Fridrik Erlings was born in Reykjavik in 1962. As a writer, screenwriter, graphic designer and musician, he has proved himself as one of the most famous and accomplished Icelanders of his generation. In 1986 he founded the alternative rock band The Sugarcubes with Einar Orn Benediktsson and Bjork before leaving music to pursue writing. Fridrik has written and translated numerous lyrics, written scripts for film and television as well as biographies and fictional work for people of all ages. Fridrik worked on a screenplay for the first feature length 3D-animation film made in Iceland as well as lecturing screenwriting at The Icelandic Film School.

Fridrik's books for young people include Benjamin Dove (1992), Fish in the Sky (1998) and Lesser Brethen (2000), which look at the transition between childhood and adulthood, approaching the complexity of moral choices in society, without offering simple solutions. Benjamin Dove is a coming-of-age story, which, since publication, has been translated into seven languages. It has also been made into a feature film (1995), which won awards at eight international film festivals. Benjamin Dove was translated into English by Anne Cecilia Benassi and published by Meadowside Children's Books in 2005, marking the beginning of Erlings' place in the cannon of English-language children's literature. Subsequently, in 2008, Meadowside also published Fish in the Sky, which was translated by Fridrik himself. Fish in the Sky is a powerful piece of literature, which endeavours to explore the juxtaposition of the teenage condition. Fridrik is currently translating Lesser Brethren, to be published by Meadowside in August 2010.
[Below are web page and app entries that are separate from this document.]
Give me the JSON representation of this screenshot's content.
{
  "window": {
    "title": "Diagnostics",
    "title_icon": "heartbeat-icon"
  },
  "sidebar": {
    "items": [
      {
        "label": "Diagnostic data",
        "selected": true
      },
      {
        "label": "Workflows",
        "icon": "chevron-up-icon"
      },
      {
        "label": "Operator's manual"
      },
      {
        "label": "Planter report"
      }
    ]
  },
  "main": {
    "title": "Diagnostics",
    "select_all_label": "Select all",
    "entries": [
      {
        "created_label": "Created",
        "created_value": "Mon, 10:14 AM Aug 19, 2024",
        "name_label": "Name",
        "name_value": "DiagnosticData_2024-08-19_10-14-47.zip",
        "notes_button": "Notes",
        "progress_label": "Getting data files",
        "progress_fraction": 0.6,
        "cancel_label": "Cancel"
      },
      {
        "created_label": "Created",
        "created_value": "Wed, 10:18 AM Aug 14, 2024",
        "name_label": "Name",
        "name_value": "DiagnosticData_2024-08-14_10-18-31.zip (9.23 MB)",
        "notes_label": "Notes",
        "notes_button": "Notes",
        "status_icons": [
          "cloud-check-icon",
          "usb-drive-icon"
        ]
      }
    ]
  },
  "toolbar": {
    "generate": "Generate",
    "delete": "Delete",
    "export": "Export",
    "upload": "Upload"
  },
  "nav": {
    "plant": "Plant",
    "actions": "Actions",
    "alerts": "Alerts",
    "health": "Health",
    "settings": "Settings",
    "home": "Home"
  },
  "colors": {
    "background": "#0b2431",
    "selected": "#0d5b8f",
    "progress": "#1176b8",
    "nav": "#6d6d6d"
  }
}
Fridrik lives in Eytarbakki, a small C19th village on the south coast of Iceland, where the ocean and the sky rule to magical effect; an earthly setting as close as possible to a writers' heaven.